Try it: Copy out the listing beneath, missing nothing.

Working data:
Start of Block
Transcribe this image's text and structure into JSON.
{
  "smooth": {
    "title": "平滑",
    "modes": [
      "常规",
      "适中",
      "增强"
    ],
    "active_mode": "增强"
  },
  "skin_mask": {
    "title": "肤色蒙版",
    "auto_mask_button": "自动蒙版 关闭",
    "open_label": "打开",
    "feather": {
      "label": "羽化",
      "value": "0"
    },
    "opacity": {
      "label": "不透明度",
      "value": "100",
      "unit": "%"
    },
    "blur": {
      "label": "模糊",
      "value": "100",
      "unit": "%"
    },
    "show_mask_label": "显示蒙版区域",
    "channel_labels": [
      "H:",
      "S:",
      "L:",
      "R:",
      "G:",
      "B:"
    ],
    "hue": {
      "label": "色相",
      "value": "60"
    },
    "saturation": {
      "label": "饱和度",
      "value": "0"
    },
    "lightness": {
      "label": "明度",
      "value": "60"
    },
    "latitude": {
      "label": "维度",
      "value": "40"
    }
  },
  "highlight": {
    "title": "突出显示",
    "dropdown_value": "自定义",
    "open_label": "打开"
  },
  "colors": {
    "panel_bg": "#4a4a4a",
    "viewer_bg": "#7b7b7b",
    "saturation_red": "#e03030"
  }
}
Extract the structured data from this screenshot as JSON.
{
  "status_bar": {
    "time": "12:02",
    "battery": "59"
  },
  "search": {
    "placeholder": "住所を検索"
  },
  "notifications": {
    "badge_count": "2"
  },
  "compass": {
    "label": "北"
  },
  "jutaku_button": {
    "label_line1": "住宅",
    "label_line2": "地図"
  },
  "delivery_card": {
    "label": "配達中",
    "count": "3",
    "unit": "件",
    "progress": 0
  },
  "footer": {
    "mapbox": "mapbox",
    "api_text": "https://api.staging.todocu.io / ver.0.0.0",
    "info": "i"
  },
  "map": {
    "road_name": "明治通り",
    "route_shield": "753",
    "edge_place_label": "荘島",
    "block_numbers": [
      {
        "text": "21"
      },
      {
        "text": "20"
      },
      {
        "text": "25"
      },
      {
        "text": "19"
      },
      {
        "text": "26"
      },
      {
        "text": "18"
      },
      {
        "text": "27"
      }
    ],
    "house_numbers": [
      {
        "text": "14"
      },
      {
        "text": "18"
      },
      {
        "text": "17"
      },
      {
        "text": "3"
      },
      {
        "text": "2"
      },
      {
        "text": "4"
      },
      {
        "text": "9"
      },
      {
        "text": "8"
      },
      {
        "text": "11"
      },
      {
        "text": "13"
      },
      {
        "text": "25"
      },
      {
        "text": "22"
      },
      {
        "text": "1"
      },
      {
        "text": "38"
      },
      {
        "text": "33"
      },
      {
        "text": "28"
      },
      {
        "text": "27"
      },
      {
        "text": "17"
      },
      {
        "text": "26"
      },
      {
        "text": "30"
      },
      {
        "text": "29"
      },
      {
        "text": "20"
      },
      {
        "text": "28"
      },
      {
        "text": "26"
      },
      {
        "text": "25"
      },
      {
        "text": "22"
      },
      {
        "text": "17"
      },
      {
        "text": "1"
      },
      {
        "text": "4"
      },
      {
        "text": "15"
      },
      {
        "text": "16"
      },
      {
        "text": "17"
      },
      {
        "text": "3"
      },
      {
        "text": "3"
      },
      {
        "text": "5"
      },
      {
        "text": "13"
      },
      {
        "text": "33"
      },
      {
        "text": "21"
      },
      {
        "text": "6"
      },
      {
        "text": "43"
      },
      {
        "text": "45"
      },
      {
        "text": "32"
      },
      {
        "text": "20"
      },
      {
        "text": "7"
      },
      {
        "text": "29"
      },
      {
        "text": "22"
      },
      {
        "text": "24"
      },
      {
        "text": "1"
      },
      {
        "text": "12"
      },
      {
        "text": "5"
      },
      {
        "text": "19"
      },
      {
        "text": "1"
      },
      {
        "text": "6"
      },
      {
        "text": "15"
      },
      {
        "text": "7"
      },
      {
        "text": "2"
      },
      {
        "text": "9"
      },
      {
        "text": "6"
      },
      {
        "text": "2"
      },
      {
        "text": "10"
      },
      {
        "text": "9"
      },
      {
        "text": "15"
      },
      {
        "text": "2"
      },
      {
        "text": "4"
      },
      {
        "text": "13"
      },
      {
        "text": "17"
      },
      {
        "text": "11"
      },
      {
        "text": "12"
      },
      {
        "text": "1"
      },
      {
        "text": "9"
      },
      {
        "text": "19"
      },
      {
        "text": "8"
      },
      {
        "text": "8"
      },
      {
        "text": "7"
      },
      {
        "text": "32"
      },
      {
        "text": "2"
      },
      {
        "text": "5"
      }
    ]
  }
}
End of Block
Response below:
Transcribe this image's text and structure into JSON.
{
  "smooth": {
    "title": "平滑",
    "modes": [
      "常规",
      "适中",
      "增强"
    ],
    "active_mode": "增强"
  },
  "skin_mask": {
    "title": "肤色蒙版",
    "auto_mask_button": "自动蒙版 关闭",
    "open_label": "打开",
    "feather": {
      "label": "羽化",
      "value": "0"
    },
    "opacity": {
      "label": "不透明度",
      "value": "100",
      "unit": "%"
    },
    "blur": {
      "label": "模糊",
      "value": "100",
      "unit": "%"
    },
    "show_mask_label": "显示蒙版区域",
    "channel_labels": [
      "H:",
      "S:",
      "L:",
      "R:",
      "G:",
      "B:"
    ],
    "hue": {
      "label": "色相",
      "value": "60"
    },
    "saturation": {
      "label": "饱和度",
      "value": "0"
    },
    "lightness": {
      "label": "明度",
      "value": "60"
    },
    "latitude": {
      "label": "维度",
      "value": "40"
    }
  },
  "highlight": {
    "title": "突出显示",
    "dropdown_value": "自定义",
    "open_label": "打开"
  },
  "colors": {
    "panel_bg": "#4a4a4a",
    "viewer_bg": "#7b7b7b",
    "saturation_red": "#e03030"
  }
}
Extract the structured data from this screenshot as JSON.
{
  "status_bar": {
    "time": "12:02",
    "battery": "59"
  },
  "search": {
    "placeholder": "住所を検索"
  },
  "notifications": {
    "badge_count": "2"
  },
  "compass": {
    "label": "北"
  },
  "jutaku_button": {
    "label_line1": "住宅",
    "label_line2": "地図"
  },
  "delivery_card": {
    "label": "配達中",
    "count": "3",
    "unit": "件",
    "progress": 0
  },
  "footer": {
    "mapbox": "mapbox",
    "api_text": "https://api.staging.todocu.io / ver.0.0.0",
    "info": "i"
  },
  "map": {
    "road_name": "明治通り",
    "route_shield": "753",
    "edge_place_label": "荘島",
    "block_numbers": [
      {
        "text": "21"
      },
      {
        "text": "20"
      },
      {
        "text": "25"
      },
      {
        "text": "19"
      },
      {
        "text": "26"
      },
      {
        "text": "18"
      },
      {
        "text": "27"
      }
    ],
    "house_numbers": [
      {
        "text": "14"
      },
      {
        "text": "18"
      },
      {
        "text": "17"
      },
      {
        "text": "3"
      },
      {
        "text": "2"
      },
      {
        "text": "4"
      },
      {
        "text": "9"
      },
      {
        "text": "8"
      },
      {
        "text": "11"
      },
      {
        "text": "13"
      },
      {
        "text": "25"
      },
      {
        "text": "22"
      },
      {
        "text": "1"
      },
      {
        "text": "38"
      },
      {
        "text": "33"
      },
      {
        "text": "28"
      },
      {
        "text": "27"
      },
      {
        "text": "17"
      },
      {
        "text": "26"
      },
      {
        "text": "30"
      },
      {
        "text": "29"
      },
      {
        "text": "20"
      },
      {
        "text": "28"
      },
      {
        "text": "26"
      },
      {
        "text": "25"
      },
      {
        "text": "22"
      },
      {
        "text": "17"
      },
      {
        "text": "1"
      },
      {
        "text": "4"
      },
      {
        "text": "15"
      },
      {
        "text": "16"
      },
      {
        "text": "17"
      },
      {
        "text": "3"
      },
      {
        "text": "3"
      },
      {
        "text": "5"
      },
      {
        "text": "13"
      },
      {
        "text": "33"
      },
      {
        "text": "21"
      },
      {
        "text": "6"
      },
      {
        "text": "43"
      },
      {
        "text": "45"
      },
      {
        "text": "32"
      },
      {
        "text": "20"
      },
      {
        "text": "7"
      },
      {
        "text": "29"
      },
      {
        "text": "22"
      },
      {
        "text": "24"
      },
      {
        "text": "1"
      },
      {
        "text": "12"
      },
      {
        "text": "5"
      },
      {
        "text": "19"
      },
      {
        "text": "1"
      },
      {
        "text": "6"
      },
      {
        "text": "15"
      },
      {
        "text": "7"
      },
      {
        "text": "2"
      },
      {
        "text": "9"
      },
      {
        "text": "6"
      },
      {
        "text": "2"
      },
      {
        "text": "10"
      },
      {
        "text": "9"
      },
      {
        "text": "15"
      },
      {
        "text": "2"
      },
      {
        "text": "4"
      },
      {
        "text": "13"
      },
      {
        "text": "17"
      },
      {
        "text": "11"
      },
      {
        "text": "12"
      },
      {
        "text": "1"
      },
      {
        "text": "9"
      },
      {
        "text": "19"
      },
      {
        "text": "8"
      },
      {
        "text": "8"
      },
      {
        "text": "7"
      },
      {
        "text": "32"
      },
      {
        "text": "2"
      },
      {
        "text": "5"
      }
    ]
  }
}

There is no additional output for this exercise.